Form Filing Tips
It's important for you to understand how the USCIS application process works. Knowing the facts will help you avoid scams.
Top 10 Tips Before You File
- The official website for USCIS is www.uscis.gov.
- USCIS does not charge you a fee to download forms.
- Read the form instructions before completing the form. Remember to fill in all required fields and send in any required documentation.
- You must sign your form before sending it to USCIS.
- Before you sign an immigration form make sure that you understand it and that the information on it is true and accurate.
- Never sign blank forms.
- USCIS requires you to pay a filing fee for most forms.
- You can pay filing fees with a money order, certified check or valid credit card.
- Make sure you get a receipt for any payment you make to an attorney or accredited representative.
- Keep copies of all forms and other documents that you file with USCIS.
Top 3 Tips After You File
- USCIS will mail you a receipt after we receive your application. Make sure to keep the receipt for your records.
- Use the receipt number on your receipt to track the status of your application online.
- If you have questions about your application, you can make a free Infopass appointment to visit a USCIS office and speak with an immigration officer.
Tips for Working with an Attorney or Accredited Representative
- If you're working with an attorney, check with the state bar association to verify that the attorney is eligible to practice in—and is a member in good standing of the bar of the highest court of—any U.S. state, possession, territory or commonwealth, or the District of Columbia.
- If working with a non-attorney, verify whether the individual is an accredited representative of an organization recognized by the Board of Immigration Appeals (BIA).
- Know the law in your state. Some states have specific laws regulating immigration consultants.

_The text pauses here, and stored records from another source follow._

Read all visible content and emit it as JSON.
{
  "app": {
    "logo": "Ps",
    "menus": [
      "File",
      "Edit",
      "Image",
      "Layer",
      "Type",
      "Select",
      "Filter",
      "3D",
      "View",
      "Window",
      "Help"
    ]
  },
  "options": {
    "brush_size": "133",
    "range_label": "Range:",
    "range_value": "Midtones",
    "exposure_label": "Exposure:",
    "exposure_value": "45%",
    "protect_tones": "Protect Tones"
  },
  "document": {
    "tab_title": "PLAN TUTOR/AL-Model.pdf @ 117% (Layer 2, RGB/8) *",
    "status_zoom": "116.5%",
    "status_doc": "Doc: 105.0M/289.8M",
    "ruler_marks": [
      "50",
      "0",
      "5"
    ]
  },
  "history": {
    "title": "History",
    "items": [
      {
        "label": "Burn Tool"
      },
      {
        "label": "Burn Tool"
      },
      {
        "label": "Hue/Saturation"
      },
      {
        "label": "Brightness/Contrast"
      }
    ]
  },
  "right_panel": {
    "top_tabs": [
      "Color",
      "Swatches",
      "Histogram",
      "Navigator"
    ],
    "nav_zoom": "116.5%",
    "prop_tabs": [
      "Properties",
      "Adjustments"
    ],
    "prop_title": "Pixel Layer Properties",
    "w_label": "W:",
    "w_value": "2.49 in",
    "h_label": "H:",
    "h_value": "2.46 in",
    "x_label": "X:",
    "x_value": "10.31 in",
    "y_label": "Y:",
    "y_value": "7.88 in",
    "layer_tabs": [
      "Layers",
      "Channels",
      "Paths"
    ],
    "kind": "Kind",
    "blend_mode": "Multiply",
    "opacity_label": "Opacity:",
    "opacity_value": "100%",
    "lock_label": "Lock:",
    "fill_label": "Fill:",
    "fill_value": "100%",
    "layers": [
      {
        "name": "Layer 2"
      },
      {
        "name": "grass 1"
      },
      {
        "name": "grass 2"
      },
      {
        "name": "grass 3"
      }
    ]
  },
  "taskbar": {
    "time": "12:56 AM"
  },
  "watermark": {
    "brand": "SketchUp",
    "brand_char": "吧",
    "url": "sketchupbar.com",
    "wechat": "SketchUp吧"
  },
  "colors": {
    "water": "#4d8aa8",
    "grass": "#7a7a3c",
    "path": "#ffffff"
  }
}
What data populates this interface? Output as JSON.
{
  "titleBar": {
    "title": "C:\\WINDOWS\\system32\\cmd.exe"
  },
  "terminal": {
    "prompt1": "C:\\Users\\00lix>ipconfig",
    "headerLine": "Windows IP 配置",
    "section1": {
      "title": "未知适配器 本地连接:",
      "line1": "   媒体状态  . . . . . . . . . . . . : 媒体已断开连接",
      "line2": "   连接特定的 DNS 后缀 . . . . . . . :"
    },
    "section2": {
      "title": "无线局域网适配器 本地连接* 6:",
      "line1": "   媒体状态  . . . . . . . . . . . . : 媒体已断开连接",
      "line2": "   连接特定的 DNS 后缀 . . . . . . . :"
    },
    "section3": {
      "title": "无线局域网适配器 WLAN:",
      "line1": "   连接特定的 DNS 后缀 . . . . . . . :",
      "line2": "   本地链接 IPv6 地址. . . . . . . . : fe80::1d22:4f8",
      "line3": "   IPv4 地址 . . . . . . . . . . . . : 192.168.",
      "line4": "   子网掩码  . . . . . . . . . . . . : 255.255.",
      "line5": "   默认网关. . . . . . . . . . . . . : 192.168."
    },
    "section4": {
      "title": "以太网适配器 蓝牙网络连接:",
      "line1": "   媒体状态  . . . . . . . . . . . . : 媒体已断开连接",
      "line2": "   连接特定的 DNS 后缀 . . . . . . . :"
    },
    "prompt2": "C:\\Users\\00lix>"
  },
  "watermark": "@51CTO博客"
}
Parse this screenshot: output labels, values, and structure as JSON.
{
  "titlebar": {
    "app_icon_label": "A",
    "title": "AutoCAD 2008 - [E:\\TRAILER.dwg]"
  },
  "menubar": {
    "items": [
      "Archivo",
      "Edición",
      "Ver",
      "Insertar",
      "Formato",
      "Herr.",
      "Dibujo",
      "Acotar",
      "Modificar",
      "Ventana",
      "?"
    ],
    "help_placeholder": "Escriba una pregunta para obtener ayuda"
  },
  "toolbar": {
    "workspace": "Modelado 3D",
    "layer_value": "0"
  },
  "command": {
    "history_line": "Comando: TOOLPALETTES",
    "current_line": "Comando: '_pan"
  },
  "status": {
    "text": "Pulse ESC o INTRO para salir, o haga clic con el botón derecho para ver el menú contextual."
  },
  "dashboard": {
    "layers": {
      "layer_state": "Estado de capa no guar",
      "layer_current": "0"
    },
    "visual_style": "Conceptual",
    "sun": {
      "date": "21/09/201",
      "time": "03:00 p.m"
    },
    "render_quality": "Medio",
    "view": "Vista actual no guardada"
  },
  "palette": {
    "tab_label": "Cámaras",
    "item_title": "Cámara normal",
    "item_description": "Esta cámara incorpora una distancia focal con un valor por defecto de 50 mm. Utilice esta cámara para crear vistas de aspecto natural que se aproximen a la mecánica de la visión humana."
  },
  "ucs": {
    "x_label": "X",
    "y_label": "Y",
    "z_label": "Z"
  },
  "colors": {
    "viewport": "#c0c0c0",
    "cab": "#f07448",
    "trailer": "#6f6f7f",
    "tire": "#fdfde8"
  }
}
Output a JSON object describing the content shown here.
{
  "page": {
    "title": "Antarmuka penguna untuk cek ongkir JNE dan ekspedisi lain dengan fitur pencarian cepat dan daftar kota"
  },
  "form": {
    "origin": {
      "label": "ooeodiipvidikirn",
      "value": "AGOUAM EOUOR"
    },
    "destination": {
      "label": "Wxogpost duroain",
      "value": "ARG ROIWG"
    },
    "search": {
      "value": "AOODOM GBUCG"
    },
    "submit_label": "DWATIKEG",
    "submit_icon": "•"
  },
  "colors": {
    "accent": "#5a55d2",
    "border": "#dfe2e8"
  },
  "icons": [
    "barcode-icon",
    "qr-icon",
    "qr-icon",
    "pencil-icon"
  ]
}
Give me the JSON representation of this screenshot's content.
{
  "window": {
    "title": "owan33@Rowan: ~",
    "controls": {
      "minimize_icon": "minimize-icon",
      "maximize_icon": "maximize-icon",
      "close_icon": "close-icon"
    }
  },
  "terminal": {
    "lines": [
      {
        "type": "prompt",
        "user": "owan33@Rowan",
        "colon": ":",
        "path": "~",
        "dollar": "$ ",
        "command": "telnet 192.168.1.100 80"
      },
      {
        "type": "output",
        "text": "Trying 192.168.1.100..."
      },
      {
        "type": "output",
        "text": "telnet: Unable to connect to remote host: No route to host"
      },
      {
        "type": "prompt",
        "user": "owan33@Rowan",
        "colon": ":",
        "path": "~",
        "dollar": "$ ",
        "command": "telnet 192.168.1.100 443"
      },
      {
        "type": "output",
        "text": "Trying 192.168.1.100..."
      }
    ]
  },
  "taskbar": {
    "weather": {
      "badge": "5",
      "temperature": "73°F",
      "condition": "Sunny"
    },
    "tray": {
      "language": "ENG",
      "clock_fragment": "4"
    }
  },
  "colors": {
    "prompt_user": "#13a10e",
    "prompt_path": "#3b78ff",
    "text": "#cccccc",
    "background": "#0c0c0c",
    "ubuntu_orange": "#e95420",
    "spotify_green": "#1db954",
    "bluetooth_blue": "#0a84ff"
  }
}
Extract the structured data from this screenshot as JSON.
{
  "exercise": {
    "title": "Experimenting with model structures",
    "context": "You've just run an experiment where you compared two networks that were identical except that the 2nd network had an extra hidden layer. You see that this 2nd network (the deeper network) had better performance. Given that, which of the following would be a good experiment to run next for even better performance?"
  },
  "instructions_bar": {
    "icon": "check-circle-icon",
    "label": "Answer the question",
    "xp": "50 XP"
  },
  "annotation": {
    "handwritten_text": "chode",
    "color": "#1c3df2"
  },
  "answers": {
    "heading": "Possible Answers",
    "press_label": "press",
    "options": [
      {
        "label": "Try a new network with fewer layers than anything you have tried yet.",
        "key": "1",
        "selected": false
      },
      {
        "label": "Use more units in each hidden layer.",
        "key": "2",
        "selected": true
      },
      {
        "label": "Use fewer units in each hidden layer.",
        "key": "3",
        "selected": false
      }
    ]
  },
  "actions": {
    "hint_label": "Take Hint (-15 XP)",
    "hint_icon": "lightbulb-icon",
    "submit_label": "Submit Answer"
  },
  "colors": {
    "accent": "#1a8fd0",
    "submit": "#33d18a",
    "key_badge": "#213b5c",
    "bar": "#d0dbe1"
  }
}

- If you are unsure whether your immigration service provider is giving trustworthy advice, do not hesitate to seek a second opinion. When doing so, always work with a licensed attorney or BIA-accredited representative.